The municipality’s treatment of the children, most of who are barred from local schools, is a rare soft spot amongst some Eilat residents.
Itzik Moshe, 43, owner of a falafel stand and the son of Moroccan immigrants, remarks that Israel needs to respect the UN Convention on the Rights of the Child.
“We signed this international agreement and we have to honor it,” Moshe says, adding that if the government doesn’t want to be responsible for the asylum seekers, it should tighten up the porous southern border.
Some Jewish critics of Israel’s treatment of African asylum say that our history as refugees—Biblical and historical, ancient and modern—means that the Jewish people have a special responsibility to help those who face discrimination and genocide.
But many Eilatis say we shouldn’t help others. And some, like Simon Ben David—who is organizing a small grassroots organization called “The War against the Infiltrators from Africa”—simply deny that these African asylum seekers are indeed refugees.
Ben David adds, “I believe, as I see in the newspaper, that some of them are from al Qaeda and they’re from Hamas and Islamic Jihad,” referring to several unsubstantiated reports that have appeared in the Israeli press.
When asked if he considers the city’s campaign against Africans to be racist, Ben David simply answers, “Jews cannot be racist.”
While African refugees and their children have been targeted in isolated incidents of violence throughout the country, Eilat remains relatively quiet.
But, as I stand on a sidewalk interviewing Deng Wol, a 37-year-old refugee from South Sudan, a Jewish Israeli pushes past us. And he hits Wol’s leg with a bag of groceries so hard that my recorder catches the slapping sound.
Wol looks shocked. He calls after the man.
“Aiii!” Wol says, grabbing his calf.
The man turns around. He doesn’t apologize. Rather, he says that there wasn’t space on the sidewalk for all of us.
Wol accepts the explanation, even though it’s not true. “Okay, fine,” he says, waving at the man.
Wol gives a nervous laugh and turns to me. “This is not my country,” he says, shrugging.
Many Israelis consider Eilat—a faraway town at the Southernmost tip of the country—an isolated issue. But it seems that the xenophobic sentiments that have taken root there, with both the local and national government’s encouragement, are spreading.
I have seen several red flags hanging from balconies in South Tel Aviv, an area home to low-income Jewish Israelis, African refugees, and migrant workers. Jewish Israelis here have held protests against the presence of foreigners.
The most recent march came in early April, just weeks before the Jewish holiday that celebrates the ancient Hebrews’ exodus from slavery and persecution in Egypt. Protesters, who screamed at Africans that they should “Go home,” held signs that read: “Return [deport] the 200,000 infiltrators and illegals now.”
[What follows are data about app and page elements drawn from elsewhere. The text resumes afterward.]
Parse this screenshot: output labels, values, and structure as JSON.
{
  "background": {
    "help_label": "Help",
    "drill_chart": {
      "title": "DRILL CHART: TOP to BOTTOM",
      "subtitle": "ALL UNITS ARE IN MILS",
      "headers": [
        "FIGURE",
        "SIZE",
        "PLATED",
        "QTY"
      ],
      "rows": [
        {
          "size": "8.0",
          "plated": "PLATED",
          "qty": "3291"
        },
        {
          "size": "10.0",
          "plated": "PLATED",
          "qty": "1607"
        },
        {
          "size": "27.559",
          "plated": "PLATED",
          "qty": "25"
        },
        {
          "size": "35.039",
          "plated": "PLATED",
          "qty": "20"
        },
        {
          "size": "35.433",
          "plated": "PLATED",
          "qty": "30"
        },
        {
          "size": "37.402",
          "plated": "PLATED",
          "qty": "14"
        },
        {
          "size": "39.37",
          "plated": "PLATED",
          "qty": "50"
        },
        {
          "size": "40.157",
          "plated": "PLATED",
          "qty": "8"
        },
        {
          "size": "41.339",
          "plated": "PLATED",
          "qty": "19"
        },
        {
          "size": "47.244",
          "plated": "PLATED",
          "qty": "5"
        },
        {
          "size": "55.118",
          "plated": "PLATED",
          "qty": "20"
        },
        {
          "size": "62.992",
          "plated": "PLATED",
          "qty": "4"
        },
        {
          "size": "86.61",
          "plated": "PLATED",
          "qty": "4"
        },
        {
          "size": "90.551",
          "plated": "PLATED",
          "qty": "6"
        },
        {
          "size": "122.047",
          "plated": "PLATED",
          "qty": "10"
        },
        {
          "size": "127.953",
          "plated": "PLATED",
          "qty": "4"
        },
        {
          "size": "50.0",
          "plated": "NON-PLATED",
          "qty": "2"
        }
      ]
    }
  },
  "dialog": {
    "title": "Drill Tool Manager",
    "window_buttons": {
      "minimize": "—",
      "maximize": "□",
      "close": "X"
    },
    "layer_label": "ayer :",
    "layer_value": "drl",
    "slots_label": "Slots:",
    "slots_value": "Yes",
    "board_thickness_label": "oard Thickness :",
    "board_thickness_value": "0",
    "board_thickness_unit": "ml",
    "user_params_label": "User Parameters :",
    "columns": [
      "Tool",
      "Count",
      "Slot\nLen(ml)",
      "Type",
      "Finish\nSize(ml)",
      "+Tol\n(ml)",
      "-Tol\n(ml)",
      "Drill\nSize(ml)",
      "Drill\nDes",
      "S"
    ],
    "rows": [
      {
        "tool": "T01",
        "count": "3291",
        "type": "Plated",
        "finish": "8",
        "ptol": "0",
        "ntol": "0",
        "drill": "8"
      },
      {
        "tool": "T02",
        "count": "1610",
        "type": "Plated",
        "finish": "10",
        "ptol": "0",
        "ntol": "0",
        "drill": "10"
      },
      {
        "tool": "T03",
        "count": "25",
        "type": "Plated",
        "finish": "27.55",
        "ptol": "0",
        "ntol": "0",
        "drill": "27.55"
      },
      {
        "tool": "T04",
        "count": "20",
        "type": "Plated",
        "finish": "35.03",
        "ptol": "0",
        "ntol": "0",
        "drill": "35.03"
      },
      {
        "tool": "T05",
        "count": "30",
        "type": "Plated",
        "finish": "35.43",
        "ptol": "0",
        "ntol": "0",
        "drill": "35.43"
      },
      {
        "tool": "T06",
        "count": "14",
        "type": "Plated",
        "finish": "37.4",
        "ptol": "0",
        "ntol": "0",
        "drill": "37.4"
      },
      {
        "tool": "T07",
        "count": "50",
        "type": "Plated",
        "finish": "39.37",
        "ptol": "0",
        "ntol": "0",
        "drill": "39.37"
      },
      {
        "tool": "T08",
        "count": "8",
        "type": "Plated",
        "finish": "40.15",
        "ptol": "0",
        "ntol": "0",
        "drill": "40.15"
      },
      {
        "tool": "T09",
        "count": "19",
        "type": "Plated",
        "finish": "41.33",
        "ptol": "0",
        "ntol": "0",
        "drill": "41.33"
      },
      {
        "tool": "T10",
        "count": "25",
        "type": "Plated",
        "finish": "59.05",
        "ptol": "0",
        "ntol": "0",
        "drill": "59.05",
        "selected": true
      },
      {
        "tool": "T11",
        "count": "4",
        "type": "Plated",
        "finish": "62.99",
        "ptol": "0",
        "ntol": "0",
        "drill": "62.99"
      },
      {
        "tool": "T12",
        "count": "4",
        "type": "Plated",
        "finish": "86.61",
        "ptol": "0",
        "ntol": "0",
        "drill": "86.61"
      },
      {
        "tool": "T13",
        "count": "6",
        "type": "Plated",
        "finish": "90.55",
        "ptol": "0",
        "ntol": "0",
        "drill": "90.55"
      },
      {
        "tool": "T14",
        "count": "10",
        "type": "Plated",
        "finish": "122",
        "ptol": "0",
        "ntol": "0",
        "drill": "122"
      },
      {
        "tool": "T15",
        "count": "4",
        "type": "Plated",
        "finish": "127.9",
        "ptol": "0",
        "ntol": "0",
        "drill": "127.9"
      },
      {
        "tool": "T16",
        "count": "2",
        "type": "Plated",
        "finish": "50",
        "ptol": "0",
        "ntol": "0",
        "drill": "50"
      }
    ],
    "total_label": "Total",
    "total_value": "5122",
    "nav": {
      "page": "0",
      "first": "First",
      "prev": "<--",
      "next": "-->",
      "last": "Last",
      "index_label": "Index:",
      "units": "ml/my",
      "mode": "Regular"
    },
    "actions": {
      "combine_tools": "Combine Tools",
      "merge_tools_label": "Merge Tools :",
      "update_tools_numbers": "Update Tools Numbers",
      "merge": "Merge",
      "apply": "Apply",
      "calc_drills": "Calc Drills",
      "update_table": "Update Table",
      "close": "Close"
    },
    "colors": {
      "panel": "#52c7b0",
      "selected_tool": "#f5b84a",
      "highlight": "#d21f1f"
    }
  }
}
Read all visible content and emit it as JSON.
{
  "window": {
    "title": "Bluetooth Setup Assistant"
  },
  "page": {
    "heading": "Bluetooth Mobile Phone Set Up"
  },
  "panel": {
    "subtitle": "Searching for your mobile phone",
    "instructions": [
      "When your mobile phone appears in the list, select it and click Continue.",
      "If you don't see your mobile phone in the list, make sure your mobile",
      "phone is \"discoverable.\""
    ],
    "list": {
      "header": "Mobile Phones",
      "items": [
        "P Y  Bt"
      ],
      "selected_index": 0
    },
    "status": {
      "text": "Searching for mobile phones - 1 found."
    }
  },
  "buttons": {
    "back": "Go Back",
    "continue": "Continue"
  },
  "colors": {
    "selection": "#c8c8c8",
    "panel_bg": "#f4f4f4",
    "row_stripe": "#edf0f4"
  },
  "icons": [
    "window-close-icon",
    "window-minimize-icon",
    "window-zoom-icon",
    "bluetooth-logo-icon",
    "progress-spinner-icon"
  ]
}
Guess what color those placards were.
Photo: Mya Guarnieri. Sudanese children, barred from Israeli schools, study English with an European volunteer at a